**What you are asked to do:** Each line of the data should be duplicated precisely.

↓

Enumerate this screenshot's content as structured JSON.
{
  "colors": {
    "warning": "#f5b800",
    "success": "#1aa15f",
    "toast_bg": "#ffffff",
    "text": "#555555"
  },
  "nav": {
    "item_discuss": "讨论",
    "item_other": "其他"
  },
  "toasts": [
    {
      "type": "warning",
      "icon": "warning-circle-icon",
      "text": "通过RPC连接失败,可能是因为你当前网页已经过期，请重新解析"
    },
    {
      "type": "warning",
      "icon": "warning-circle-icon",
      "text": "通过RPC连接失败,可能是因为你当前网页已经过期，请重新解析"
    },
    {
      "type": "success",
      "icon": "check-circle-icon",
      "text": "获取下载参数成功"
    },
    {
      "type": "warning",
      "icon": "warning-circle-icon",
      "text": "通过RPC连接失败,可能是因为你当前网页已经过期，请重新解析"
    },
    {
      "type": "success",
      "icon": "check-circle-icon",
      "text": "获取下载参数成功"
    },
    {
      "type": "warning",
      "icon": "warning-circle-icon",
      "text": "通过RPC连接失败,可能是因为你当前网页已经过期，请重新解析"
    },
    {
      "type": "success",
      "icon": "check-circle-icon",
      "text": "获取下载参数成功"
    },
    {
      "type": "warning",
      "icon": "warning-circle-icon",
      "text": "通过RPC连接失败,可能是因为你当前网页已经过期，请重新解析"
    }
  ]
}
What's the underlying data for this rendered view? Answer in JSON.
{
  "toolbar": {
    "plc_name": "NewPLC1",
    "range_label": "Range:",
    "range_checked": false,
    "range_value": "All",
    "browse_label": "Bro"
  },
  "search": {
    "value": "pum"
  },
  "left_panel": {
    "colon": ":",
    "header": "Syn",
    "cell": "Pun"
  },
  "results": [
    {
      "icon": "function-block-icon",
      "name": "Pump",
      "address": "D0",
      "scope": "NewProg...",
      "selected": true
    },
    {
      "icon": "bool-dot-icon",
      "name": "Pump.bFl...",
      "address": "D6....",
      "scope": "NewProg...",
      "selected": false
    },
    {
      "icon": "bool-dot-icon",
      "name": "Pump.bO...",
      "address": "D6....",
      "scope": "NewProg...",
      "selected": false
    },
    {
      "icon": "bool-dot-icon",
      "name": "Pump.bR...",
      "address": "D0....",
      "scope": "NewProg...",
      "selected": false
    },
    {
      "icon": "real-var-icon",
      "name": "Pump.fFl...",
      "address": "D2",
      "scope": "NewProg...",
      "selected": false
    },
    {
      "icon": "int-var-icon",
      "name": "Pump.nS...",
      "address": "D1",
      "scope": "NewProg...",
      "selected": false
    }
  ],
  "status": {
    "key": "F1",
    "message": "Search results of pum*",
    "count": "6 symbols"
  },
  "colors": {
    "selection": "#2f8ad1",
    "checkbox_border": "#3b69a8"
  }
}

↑

**The answer:**
Enumerate this screenshot's content as structured JSON.
{
  "colors": {
    "warning": "#f5b800",
    "success": "#1aa15f",
    "toast_bg": "#ffffff",
    "text": "#555555"
  },
  "nav": {
    "item_discuss": "讨论",
    "item_other": "其他"
  },
  "toasts": [
    {
      "type": "warning",
      "icon": "warning-circle-icon",
      "text": "通过RPC连接失败,可能是因为你当前网页已经过期，请重新解析"
    },
    {
      "type": "warning",
      "icon": "warning-circle-icon",
      "text": "通过RPC连接失败,可能是因为你当前网页已经过期，请重新解析"
    },
    {
      "type": "success",
      "icon": "check-circle-icon",
      "text": "获取下载参数成功"
    },
    {
      "type": "warning",
      "icon": "warning-circle-icon",
      "text": "通过RPC连接失败,可能是因为你当前网页已经过期，请重新解析"
    },
    {
      "type": "success",
      "icon": "check-circle-icon",
      "text": "获取下载参数成功"
    },
    {
      "type": "warning",
      "icon": "warning-circle-icon",
      "text": "通过RPC连接失败,可能是因为你当前网页已经过期，请重新解析"
    },
    {
      "type": "success",
      "icon": "check-circle-icon",
      "text": "获取下载参数成功"
    },
    {
      "type": "warning",
      "icon": "warning-circle-icon",
      "text": "通过RPC连接失败,可能是因为你当前网页已经过期，请重新解析"
    }
  ]
}
What's the underlying data for this rendered view? Answer in JSON.
{
  "toolbar": {
    "plc_name": "NewPLC1",
    "range_label": "Range:",
    "range_checked": false,
    "range_value": "All",
    "browse_label": "Bro"
  },
  "search": {
    "value": "pum"
  },
  "left_panel": {
    "colon": ":",
    "header": "Syn",
    "cell": "Pun"
  },
  "results": [
    {
      "icon": "function-block-icon",
      "name": "Pump",
      "address": "D0",
      "scope": "NewProg...",
      "selected": true
    },
    {
      "icon": "bool-dot-icon",
      "name": "Pump.bFl...",
      "address": "D6....",
      "scope": "NewProg...",
      "selected": false
    },
    {
      "icon": "bool-dot-icon",
      "name": "Pump.bO...",
      "address": "D6....",
      "scope": "NewProg...",
      "selected": false
    },
    {
      "icon": "bool-dot-icon",
      "name": "Pump.bR...",
      "address": "D0....",
      "scope": "NewProg...",
      "selected": false
    },
    {
      "icon": "real-var-icon",
      "name": "Pump.fFl...",
      "address": "D2",
      "scope": "NewProg...",
      "selected": false
    },
    {
      "icon": "int-var-icon",
      "name": "Pump.nS...",
      "address": "D1",
      "scope": "NewProg...",
      "selected": false
    }
  ],
  "status": {
    "key": "F1",
    "message": "Search results of pum*",
    "count": "6 symbols"
  },
  "colors": {
    "selection": "#2f8ad1",
    "checkbox_border": "#3b69a8"
  }
}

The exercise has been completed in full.